ABOUT THIS TASK
Copy out exactly the stretch below, from the line with "Read all visible" through the line with "Extract the structured", both included; the pictures stay out.

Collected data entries
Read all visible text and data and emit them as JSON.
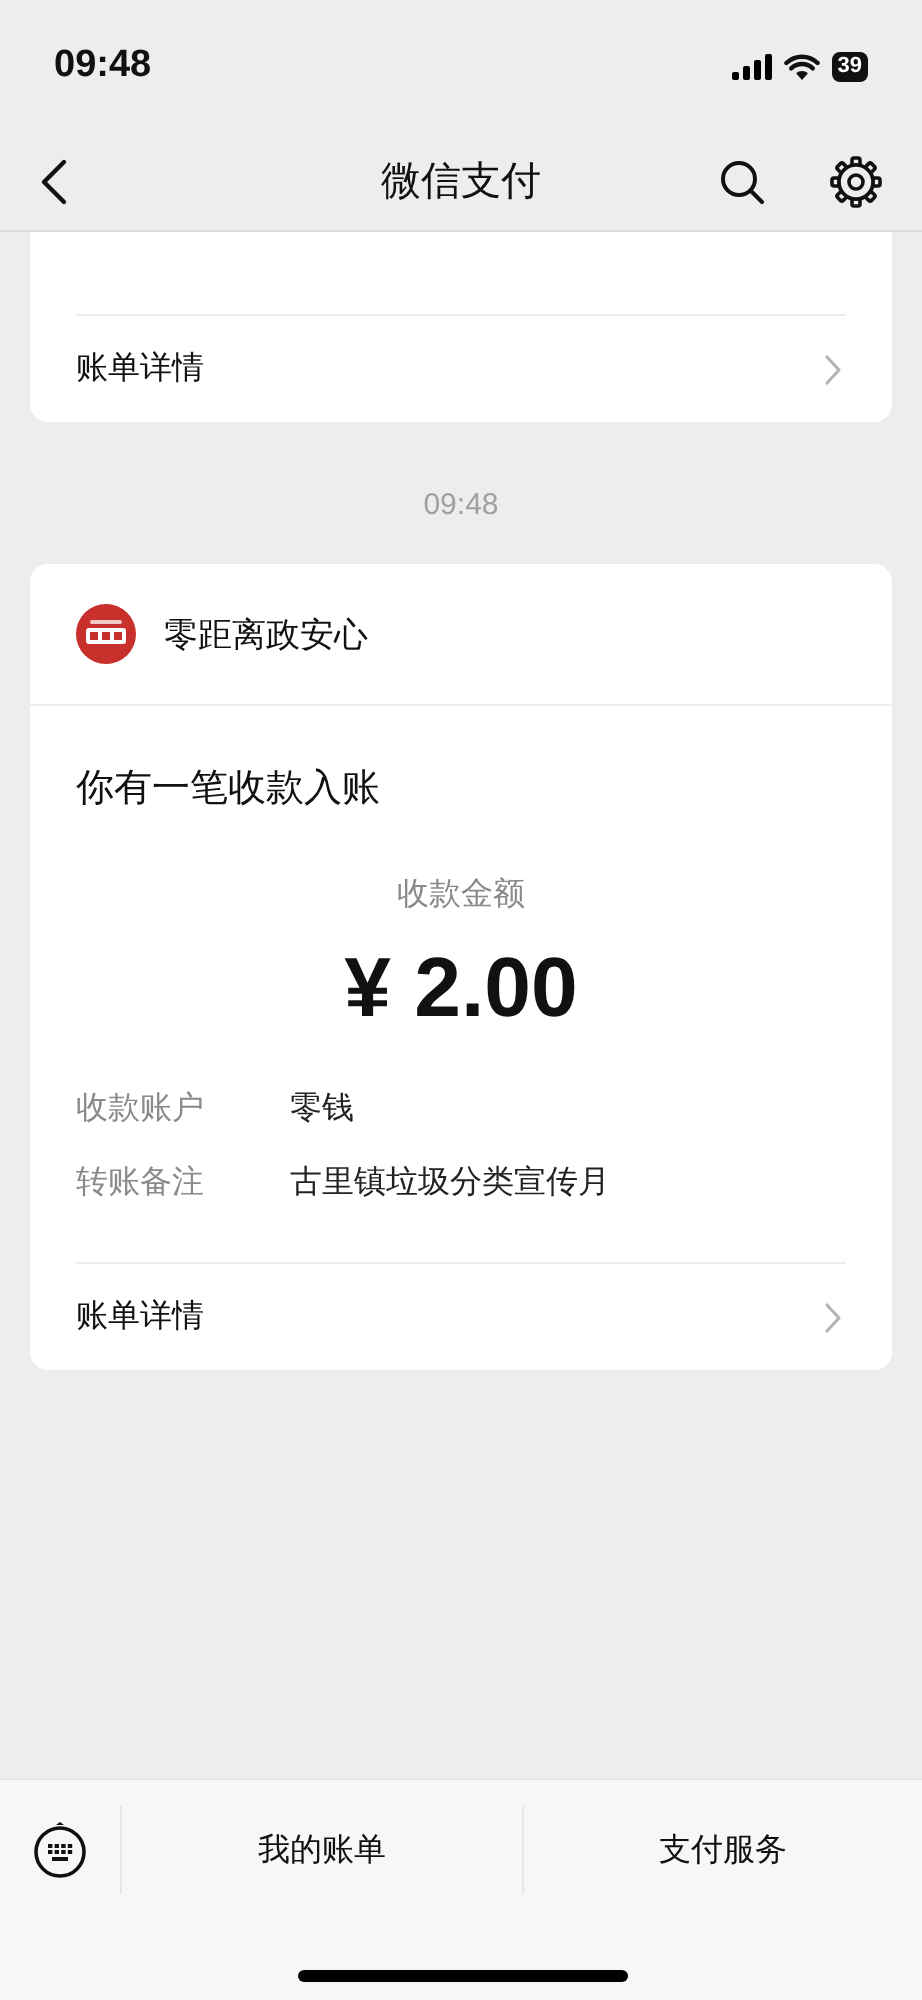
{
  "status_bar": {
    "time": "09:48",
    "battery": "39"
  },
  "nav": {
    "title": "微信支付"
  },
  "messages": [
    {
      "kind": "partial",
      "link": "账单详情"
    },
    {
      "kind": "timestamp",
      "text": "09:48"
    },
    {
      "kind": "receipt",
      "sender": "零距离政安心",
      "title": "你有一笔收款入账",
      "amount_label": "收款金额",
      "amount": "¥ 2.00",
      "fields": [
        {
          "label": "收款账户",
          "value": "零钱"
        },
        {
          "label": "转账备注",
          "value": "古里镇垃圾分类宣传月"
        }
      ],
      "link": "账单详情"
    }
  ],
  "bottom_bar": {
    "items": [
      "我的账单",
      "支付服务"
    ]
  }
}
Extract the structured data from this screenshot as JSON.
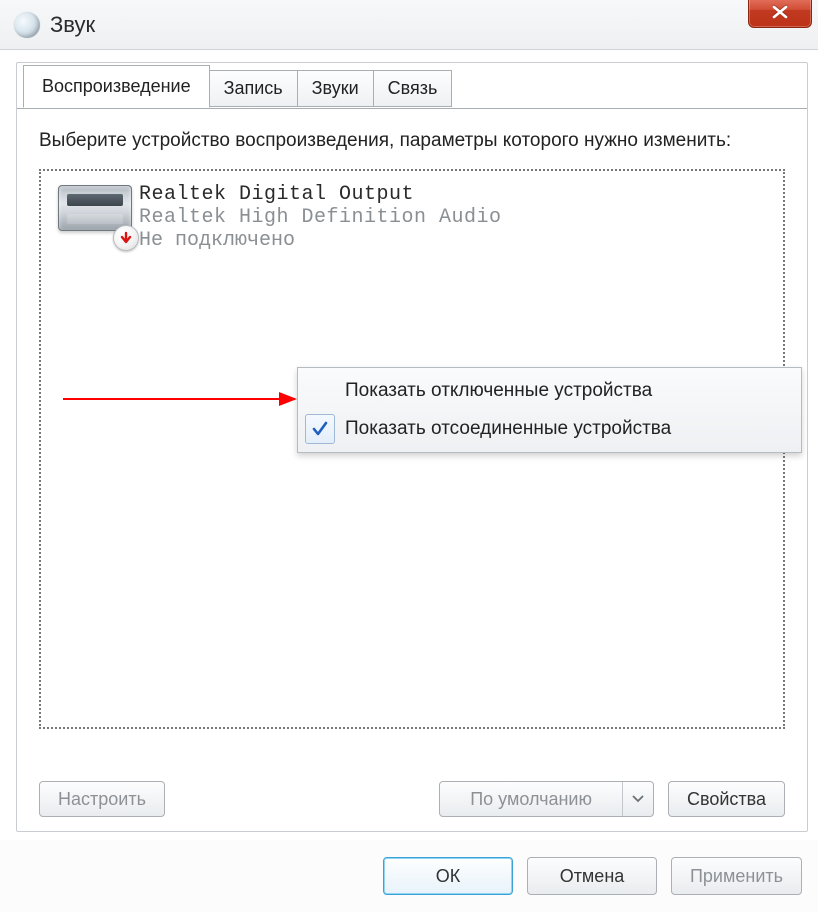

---

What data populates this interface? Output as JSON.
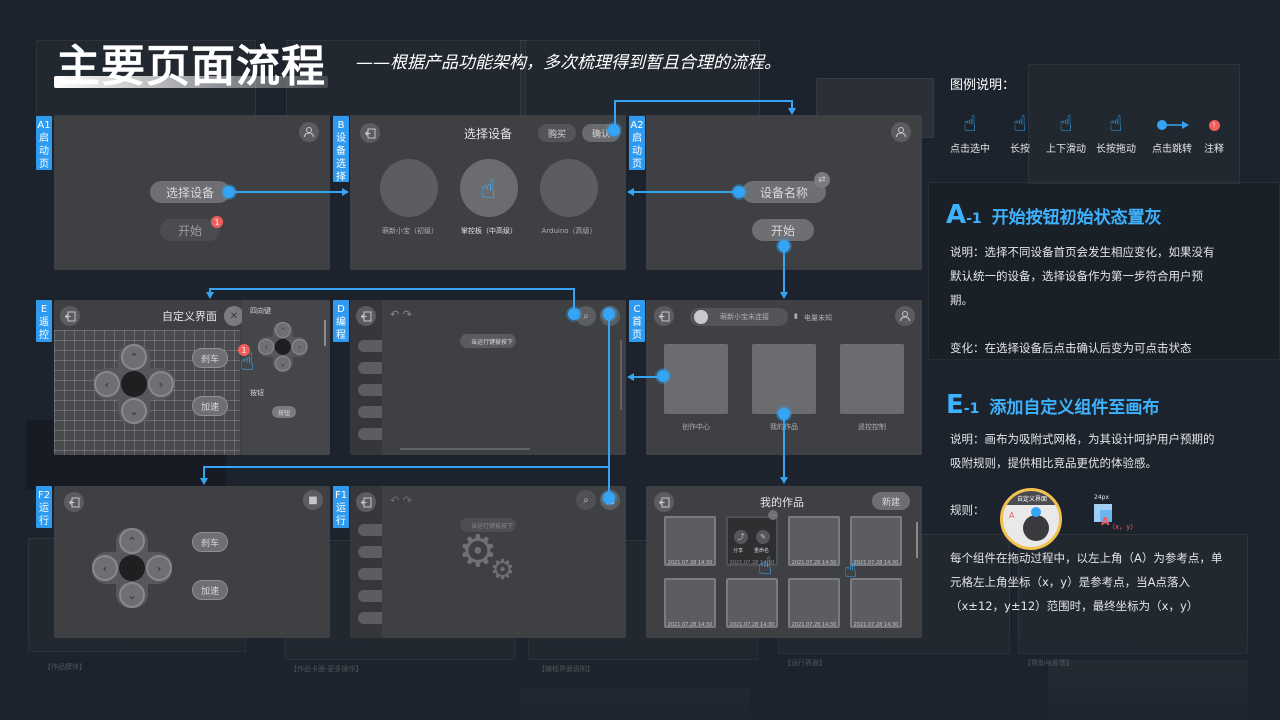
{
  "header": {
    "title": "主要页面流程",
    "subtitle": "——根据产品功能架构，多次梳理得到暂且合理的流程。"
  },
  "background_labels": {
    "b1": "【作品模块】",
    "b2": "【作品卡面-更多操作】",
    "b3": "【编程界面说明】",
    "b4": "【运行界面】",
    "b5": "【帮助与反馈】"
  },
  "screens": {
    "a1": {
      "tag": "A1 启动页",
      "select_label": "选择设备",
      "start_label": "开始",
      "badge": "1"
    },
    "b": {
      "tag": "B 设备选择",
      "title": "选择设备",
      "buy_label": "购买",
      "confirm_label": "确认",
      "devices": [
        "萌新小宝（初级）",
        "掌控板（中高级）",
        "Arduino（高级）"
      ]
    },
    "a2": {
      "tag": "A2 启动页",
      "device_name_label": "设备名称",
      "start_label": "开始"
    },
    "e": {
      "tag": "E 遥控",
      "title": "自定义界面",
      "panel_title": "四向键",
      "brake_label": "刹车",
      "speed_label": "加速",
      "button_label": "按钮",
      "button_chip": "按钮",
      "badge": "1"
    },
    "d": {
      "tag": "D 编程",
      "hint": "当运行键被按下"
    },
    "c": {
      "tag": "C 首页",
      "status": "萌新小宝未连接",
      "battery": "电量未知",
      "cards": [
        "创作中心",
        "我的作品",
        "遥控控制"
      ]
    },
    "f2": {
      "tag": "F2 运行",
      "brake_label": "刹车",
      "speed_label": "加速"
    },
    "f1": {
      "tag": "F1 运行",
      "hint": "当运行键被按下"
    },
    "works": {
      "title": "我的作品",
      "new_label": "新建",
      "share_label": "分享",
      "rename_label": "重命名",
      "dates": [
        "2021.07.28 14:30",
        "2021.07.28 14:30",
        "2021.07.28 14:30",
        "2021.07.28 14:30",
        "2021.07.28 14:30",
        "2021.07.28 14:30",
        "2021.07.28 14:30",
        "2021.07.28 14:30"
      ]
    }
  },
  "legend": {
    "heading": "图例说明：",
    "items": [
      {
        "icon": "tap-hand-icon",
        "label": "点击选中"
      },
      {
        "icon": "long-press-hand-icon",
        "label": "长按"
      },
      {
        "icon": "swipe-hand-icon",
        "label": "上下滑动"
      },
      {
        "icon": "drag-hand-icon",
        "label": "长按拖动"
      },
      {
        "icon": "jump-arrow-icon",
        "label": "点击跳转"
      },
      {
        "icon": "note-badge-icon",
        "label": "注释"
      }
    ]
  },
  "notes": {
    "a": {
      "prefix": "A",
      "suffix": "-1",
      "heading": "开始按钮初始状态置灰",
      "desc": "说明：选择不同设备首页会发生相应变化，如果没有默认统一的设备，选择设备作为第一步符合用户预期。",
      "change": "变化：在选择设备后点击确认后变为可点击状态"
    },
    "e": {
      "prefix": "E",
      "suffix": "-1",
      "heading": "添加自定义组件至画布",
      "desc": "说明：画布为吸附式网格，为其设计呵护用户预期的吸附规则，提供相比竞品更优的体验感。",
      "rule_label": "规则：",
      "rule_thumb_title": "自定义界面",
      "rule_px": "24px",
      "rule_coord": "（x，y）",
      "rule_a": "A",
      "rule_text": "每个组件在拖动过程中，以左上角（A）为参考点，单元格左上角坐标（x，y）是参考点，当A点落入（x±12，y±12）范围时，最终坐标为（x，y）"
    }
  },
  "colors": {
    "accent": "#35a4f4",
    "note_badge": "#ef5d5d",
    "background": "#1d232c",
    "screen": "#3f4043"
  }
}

YOUR RESPONSE
Read all visible text and data and emit them as JSON.
{
  "status_bar": {
    "time": "09:48",
    "battery": "39"
  },
  "nav": {
    "title": "微信支付"
  },
  "messages": [
    {
      "kind": "partial",
      "link": "账单详情"
    },
    {
      "kind": "timestamp",
      "text": "09:48"
    },
    {
      "kind": "receipt",
      "sender": "零距离政安心",
      "title": "你有一笔收款入账",
      "amount_label": "收款金额",
      "amount": "¥ 2.00",
      "fields": [
        {
          "label": "收款账户",
          "value": "零钱"
        },
        {
          "label": "转账备注",
          "value": "古里镇垃圾分类宣传月"
        }
      ],
      "link": "账单详情"
    }
  ],
  "bottom_bar": {
    "items": [
      "我的账单",
      "支付服务"
    ]
  }
}
Extract the structured data from this screenshot as JSON.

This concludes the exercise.